TASK GOAL ->
Restate the data word for word and leave the images out.

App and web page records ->
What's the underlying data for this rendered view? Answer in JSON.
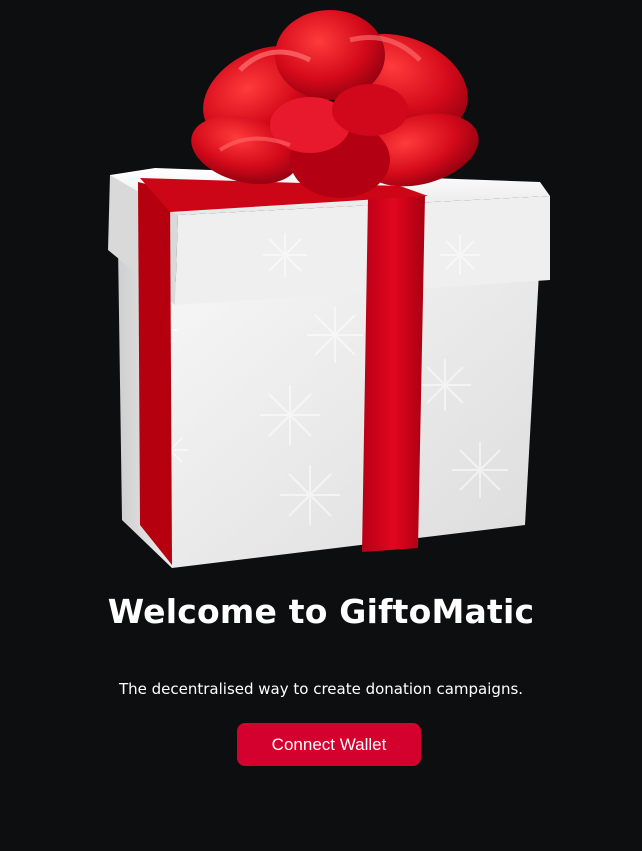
{
  "hero": {
    "illustration": "gift-box-illustration",
    "title": "Welcome to GiftoMatic",
    "subtitle": "The decentralised way to create donation campaigns."
  },
  "actions": {
    "connect_wallet_label": "Connect Wallet"
  },
  "colors": {
    "background": "#0d0e10",
    "accent": "#d4002e",
    "ribbon": "#d0021b",
    "box": "#f2f2f2"
  }
}
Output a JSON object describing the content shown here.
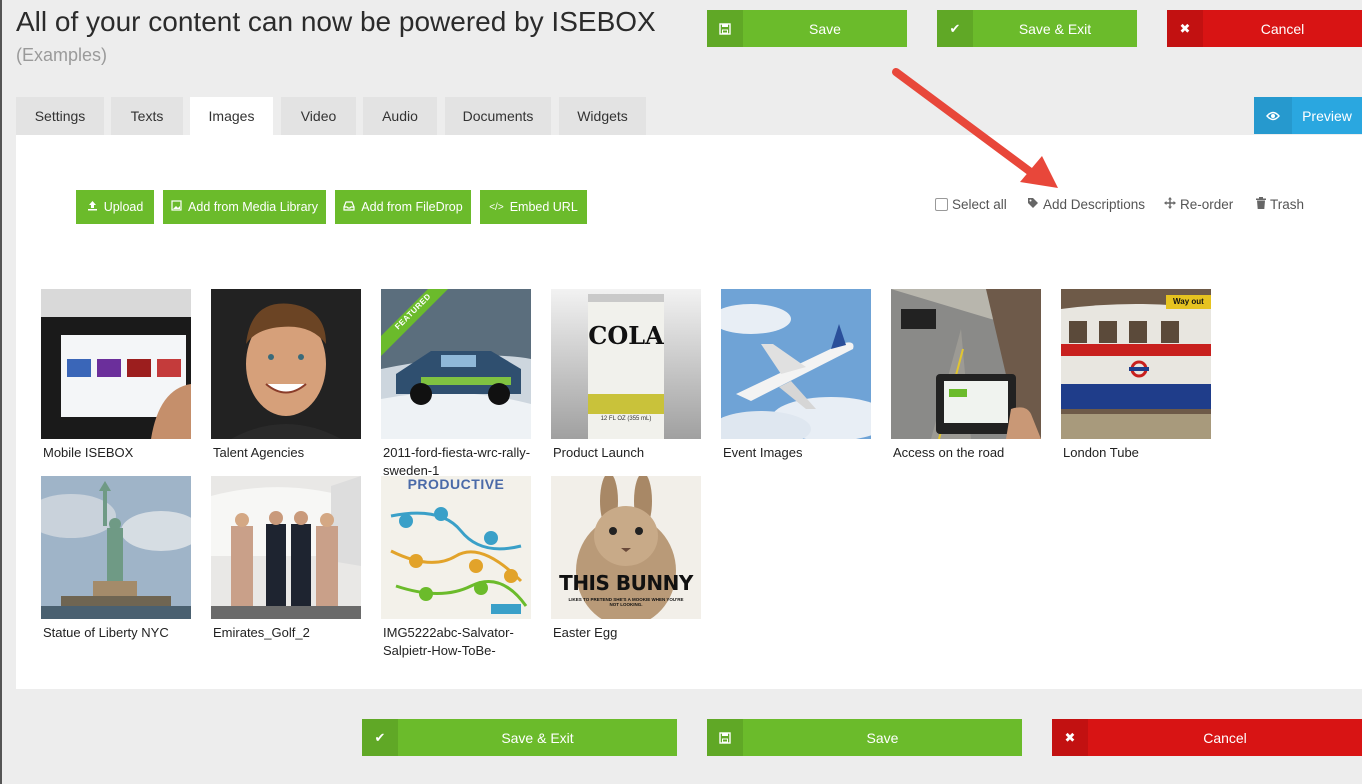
{
  "header": {
    "title": "All of your content can now be powered by ISEBOX",
    "subtitle": "(Examples)"
  },
  "top_actions": {
    "save": "Save",
    "save_exit": "Save & Exit",
    "cancel": "Cancel"
  },
  "tabs": [
    {
      "label": "Settings",
      "active": false
    },
    {
      "label": "Texts",
      "active": false
    },
    {
      "label": "Images",
      "active": true
    },
    {
      "label": "Video",
      "active": false
    },
    {
      "label": "Audio",
      "active": false
    },
    {
      "label": "Documents",
      "active": false
    },
    {
      "label": "Widgets",
      "active": false
    }
  ],
  "preview": {
    "label": "Preview"
  },
  "add_buttons": {
    "upload": "Upload",
    "media_library": "Add from Media Library",
    "filedrop": "Add from FileDrop",
    "embed": "Embed URL"
  },
  "tools": {
    "select_all": "Select all",
    "add_descriptions": "Add Descriptions",
    "reorder": "Re-order",
    "trash": "Trash"
  },
  "images": [
    {
      "caption": "Mobile ISEBOX",
      "featured": false
    },
    {
      "caption": "Talent Agencies",
      "featured": false
    },
    {
      "caption": "2011-ford-fiesta-wrc-rally-sweden-1",
      "featured": true,
      "badge": "FEATURED"
    },
    {
      "caption": "Product Launch",
      "featured": false,
      "thumb_text": "COLA",
      "thumb_subtext": "12 FL OZ (355 mL)"
    },
    {
      "caption": "Event Images",
      "featured": false
    },
    {
      "caption": "Access on the road",
      "featured": false
    },
    {
      "caption": "London Tube",
      "featured": false,
      "thumb_text": "Way out"
    },
    {
      "caption": "Statue of Liberty NYC",
      "featured": false
    },
    {
      "caption": "Emirates_Golf_2",
      "featured": false
    },
    {
      "caption": "IMG5222abc-Salvator-Salpietr-How-ToBe-",
      "featured": false,
      "thumb_text": "PRODUCTIVE"
    },
    {
      "caption": "Easter Egg",
      "featured": false,
      "thumb_text": "THIS BUNNY",
      "thumb_subtext": "LIKES TO PRETEND SHE'S A MOOKIE WHEN YOU'RE NOT LOOKING."
    }
  ],
  "bottom_actions": {
    "save_exit": "Save & Exit",
    "save": "Save",
    "cancel": "Cancel"
  },
  "colors": {
    "green": "#6bbb2b",
    "red": "#d81414",
    "blue": "#2aa7e0",
    "arrow": "#e8473a"
  }
}
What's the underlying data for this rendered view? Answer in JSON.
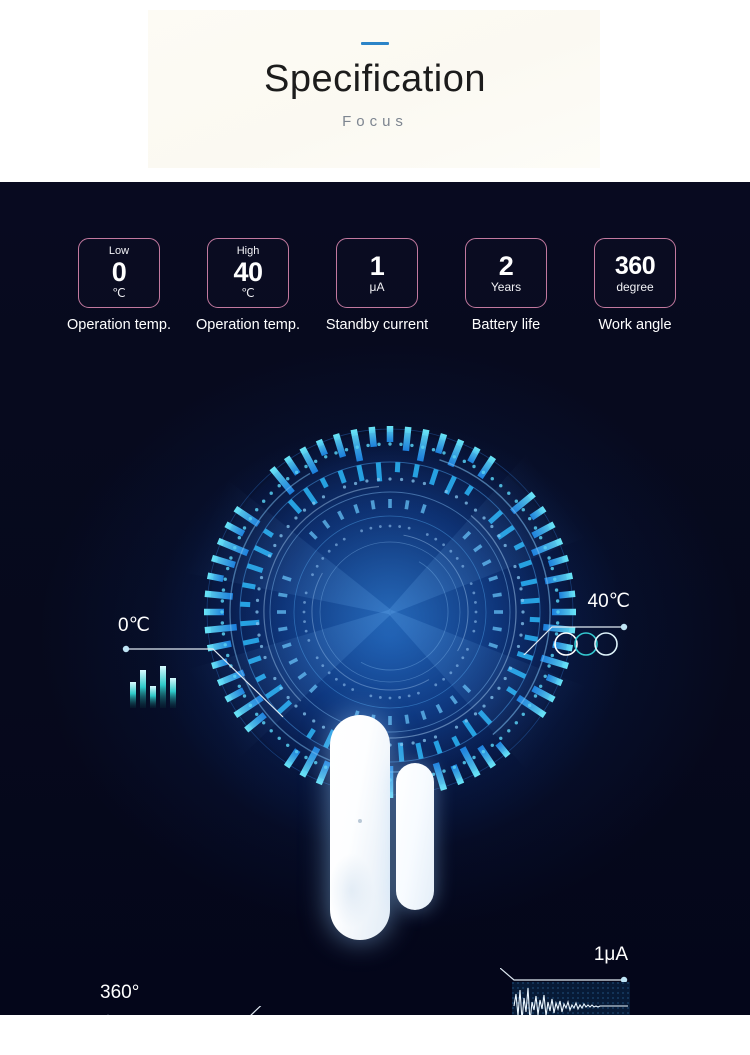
{
  "header": {
    "title": "Specification",
    "subtitle": "Focus",
    "rule_color": "#2b84c8",
    "panel_color": "#fdfbf4"
  },
  "theme": {
    "dark_bg": "#070a1e",
    "badge_border": "#c2799f",
    "accent_cyan": "#29d8ff",
    "accent_blue": "#1b6fd4",
    "text_white": "#ffffff"
  },
  "specs": [
    {
      "top": "Low",
      "value": "0",
      "unit": "℃",
      "caption": "Operation temp."
    },
    {
      "top": "High",
      "value": "40",
      "unit": "℃",
      "caption": "Operation temp."
    },
    {
      "top": "",
      "value": "1",
      "unit": "μA",
      "caption": "Standby current"
    },
    {
      "top": "",
      "value": "2",
      "unit": "Years",
      "caption": "Battery life"
    },
    {
      "top": "",
      "value": "360",
      "unit": "degree",
      "caption": "Work angle"
    }
  ],
  "callouts": [
    {
      "id": "low-temp",
      "label": "0℃",
      "icon": "bar-chart-icon"
    },
    {
      "id": "high-temp",
      "label": "40℃",
      "icon": "three-rings-icon"
    },
    {
      "id": "standby-current",
      "label": "1μA",
      "icon": "waveform-icon"
    },
    {
      "id": "work-angle",
      "label": "360°",
      "icon": "line-graph-icon"
    }
  ],
  "device": {
    "name": "door-window-sensor",
    "parts": [
      "sensor-body",
      "magnet-piece"
    ]
  }
}
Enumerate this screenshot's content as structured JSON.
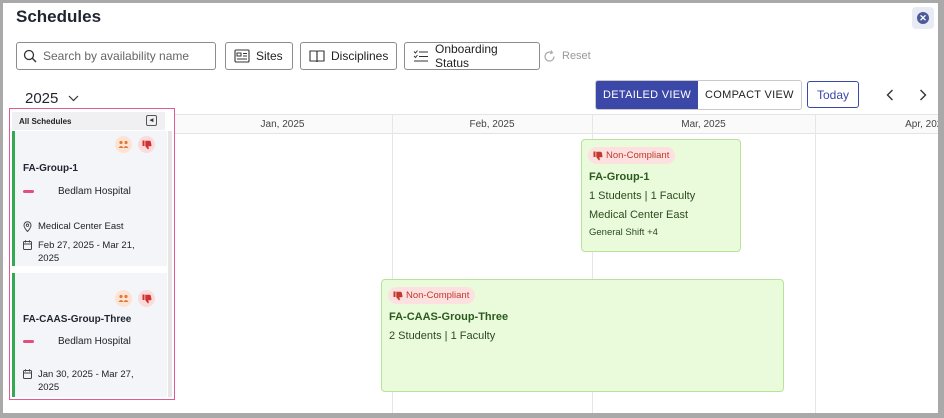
{
  "header": {
    "title": "Schedules"
  },
  "filters": {
    "search_placeholder": "Search by availability name",
    "sites_label": "Sites",
    "disciplines_label": "Disciplines",
    "onboarding_label": "Onboarding Status",
    "reset_label": "Reset"
  },
  "year": "2025",
  "views": {
    "detailed": "DETAILED VIEW",
    "compact": "COMPACT VIEW",
    "active": "detailed"
  },
  "today_label": "Today",
  "months": [
    "Jan, 2025",
    "Feb, 2025",
    "Mar, 2025",
    "Apr, 2025"
  ],
  "sidebar": {
    "header": "All Schedules",
    "items": [
      {
        "name": "FA-Group-1",
        "site": "Bedlam Hospital",
        "location": "Medical Center East",
        "dates": "Feb 27, 2025 - Mar 21, 2025"
      },
      {
        "name": "FA-CAAS-Group-Three",
        "site": "Bedlam Hospital",
        "dates": "Jan 30, 2025 - Mar 27, 2025"
      }
    ]
  },
  "events": [
    {
      "status": "Non-Compliant",
      "name": "FA-Group-1",
      "people": "1 Students | 1 Faculty",
      "location": "Medical Center East",
      "shift": "General Shift +4"
    },
    {
      "status": "Non-Compliant",
      "name": "FA-CAAS-Group-Three",
      "people": "2 Students | 1 Faculty"
    }
  ],
  "colors": {
    "primary": "#3b48a8",
    "event_bg": "#eafbdb",
    "event_border": "#b8e39b",
    "noncompliant_text": "#c0392b",
    "noncompliant_bg": "#fde0e0",
    "sidebar_accent": "#34a853",
    "highlight_border": "#e05a94"
  },
  "icons": [
    "close-icon",
    "search-icon",
    "sites-icon",
    "disciplines-icon",
    "onboarding-icon",
    "reset-icon",
    "chevron-down-icon",
    "chevron-left-icon",
    "chevron-right-icon",
    "collapse-icon",
    "warning-people-icon",
    "thumbs-down-icon",
    "location-pin-icon",
    "calendar-icon"
  ]
}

REPLY TO THE TASK ->
What's the underlying data for this rendered view? Answer in JSON.
{
  "hero": {
    "illustration": "gift-box-illustration",
    "title": "Welcome to GiftoMatic",
    "subtitle": "The decentralised way to create donation campaigns."
  },
  "actions": {
    "connect_wallet_label": "Connect Wallet"
  },
  "colors": {
    "background": "#0d0e10",
    "accent": "#d4002e",
    "ribbon": "#d0021b",
    "box": "#f2f2f2"
  }
}
Output a JSON object describing the content shown here.
{
  "header": {
    "title": "All of your content can now be powered by ISEBOX",
    "subtitle": "(Examples)"
  },
  "top_actions": {
    "save": "Save",
    "save_exit": "Save & Exit",
    "cancel": "Cancel"
  },
  "tabs": [
    {
      "label": "Settings",
      "active": false
    },
    {
      "label": "Texts",
      "active": false
    },
    {
      "label": "Images",
      "active": true
    },
    {
      "label": "Video",
      "active": false
    },
    {
      "label": "Audio",
      "active": false
    },
    {
      "label": "Documents",
      "active": false
    },
    {
      "label": "Widgets",
      "active": false
    }
  ],
  "preview": {
    "label": "Preview"
  },
  "add_buttons": {
    "upload": "Upload",
    "media_library": "Add from Media Library",
    "filedrop": "Add from FileDrop",
    "embed": "Embed URL"
  },
  "tools": {
    "select_all": "Select all",
    "add_descriptions": "Add Descriptions",
    "reorder": "Re-order",
    "trash": "Trash"
  },
  "images": [
    {
      "caption": "Mobile ISEBOX",
      "featured": false
    },
    {
      "caption": "Talent Agencies",
      "featured": false
    },
    {
      "caption": "2011-ford-fiesta-wrc-rally-sweden-1",
      "featured": true,
      "badge": "FEATURED"
    },
    {
      "caption": "Product Launch",
      "featured": false,
      "thumb_text": "COLA",
      "thumb_subtext": "12 FL OZ (355 mL)"
    },
    {
      "caption": "Event Images",
      "featured": false
    },
    {
      "caption": "Access on the road",
      "featured": false
    },
    {
      "caption": "London Tube",
      "featured": false,
      "thumb_text": "Way out"
    },
    {
      "caption": "Statue of Liberty NYC",
      "featured": false
    },
    {
      "caption": "Emirates_Golf_2",
      "featured": false
    },
    {
      "caption": "IMG5222abc-Salvator-Salpietr-How-ToBe-",
      "featured": false,
      "thumb_text": "PRODUCTIVE"
    },
    {
      "caption": "Easter Egg",
      "featured": false,
      "thumb_text": "THIS BUNNY",
      "thumb_subtext": "LIKES TO PRETEND SHE'S A MOOKIE WHEN YOU'RE NOT LOOKING."
    }
  ],
  "bottom_actions": {
    "save_exit": "Save & Exit",
    "save": "Save",
    "cancel": "Cancel"
  },
  "colors": {
    "green": "#6bbb2b",
    "red": "#d81414",
    "blue": "#2aa7e0",
    "arrow": "#e8473a"
  }
}
What's the underlying data for this rendered view? Answer in JSON.
{
  "header": {
    "title": "Specification",
    "subtitle": "Focus",
    "rule_color": "#2b84c8",
    "panel_color": "#fdfbf4"
  },
  "theme": {
    "dark_bg": "#070a1e",
    "badge_border": "#c2799f",
    "accent_cyan": "#29d8ff",
    "accent_blue": "#1b6fd4",
    "text_white": "#ffffff"
  },
  "specs": [
    {
      "top": "Low",
      "value": "0",
      "unit": "℃",
      "caption": "Operation temp."
    },
    {
      "top": "High",
      "value": "40",
      "unit": "℃",
      "caption": "Operation temp."
    },
    {
      "top": "",
      "value": "1",
      "unit": "μA",
      "caption": "Standby current"
    },
    {
      "top": "",
      "value": "2",
      "unit": "Years",
      "caption": "Battery life"
    },
    {
      "top": "",
      "value": "360",
      "unit": "degree",
      "caption": "Work angle"
    }
  ],
  "callouts": [
    {
      "id": "low-temp",
      "label": "0℃",
      "icon": "bar-chart-icon"
    },
    {
      "id": "high-temp",
      "label": "40℃",
      "icon": "three-rings-icon"
    },
    {
      "id": "standby-current",
      "label": "1μA",
      "icon": "waveform-icon"
    },
    {
      "id": "work-angle",
      "label": "360°",
      "icon": "line-graph-icon"
    }
  ],
  "device": {
    "name": "door-window-sensor",
    "parts": [
      "sensor-body",
      "magnet-piece"
    ]
  }
}
Enumerate this screenshot's content as structured JSON.
{
  "header": {
    "title": "Schedules"
  },
  "filters": {
    "search_placeholder": "Search by availability name",
    "sites_label": "Sites",
    "disciplines_label": "Disciplines",
    "onboarding_label": "Onboarding Status",
    "reset_label": "Reset"
  },
  "year": "2025",
  "views": {
    "detailed": "DETAILED VIEW",
    "compact": "COMPACT VIEW",
    "active": "detailed"
  },
  "today_label": "Today",
  "months": [
    "Jan, 2025",
    "Feb, 2025",
    "Mar, 2025",
    "Apr, 2025"
  ],
  "sidebar": {
    "header": "All Schedules",
    "items": [
      {
        "name": "FA-Group-1",
        "site": "Bedlam Hospital",
        "location": "Medical Center East",
        "dates": "Feb 27, 2025 - Mar 21, 2025"
      },
      {
        "name": "FA-CAAS-Group-Three",
        "site": "Bedlam Hospital",
        "dates": "Jan 30, 2025 - Mar 27, 2025"
      }
    ]
  },
  "events": [
    {
      "status": "Non-Compliant",
      "name": "FA-Group-1",
      "people": "1 Students | 1 Faculty",
      "location": "Medical Center East",
      "shift": "General Shift +4"
    },
    {
      "status": "Non-Compliant",
      "name": "FA-CAAS-Group-Three",
      "people": "2 Students | 1 Faculty"
    }
  ],
  "colors": {
    "primary": "#3b48a8",
    "event_bg": "#eafbdb",
    "event_border": "#b8e39b",
    "noncompliant_text": "#c0392b",
    "noncompliant_bg": "#fde0e0",
    "sidebar_accent": "#34a853",
    "highlight_border": "#e05a94"
  },
  "icons": [
    "close-icon",
    "search-icon",
    "sites-icon",
    "disciplines-icon",
    "onboarding-icon",
    "reset-icon",
    "chevron-down-icon",
    "chevron-left-icon",
    "chevron-right-icon",
    "collapse-icon",
    "warning-people-icon",
    "thumbs-down-icon",
    "location-pin-icon",
    "calendar-icon"
  ]
}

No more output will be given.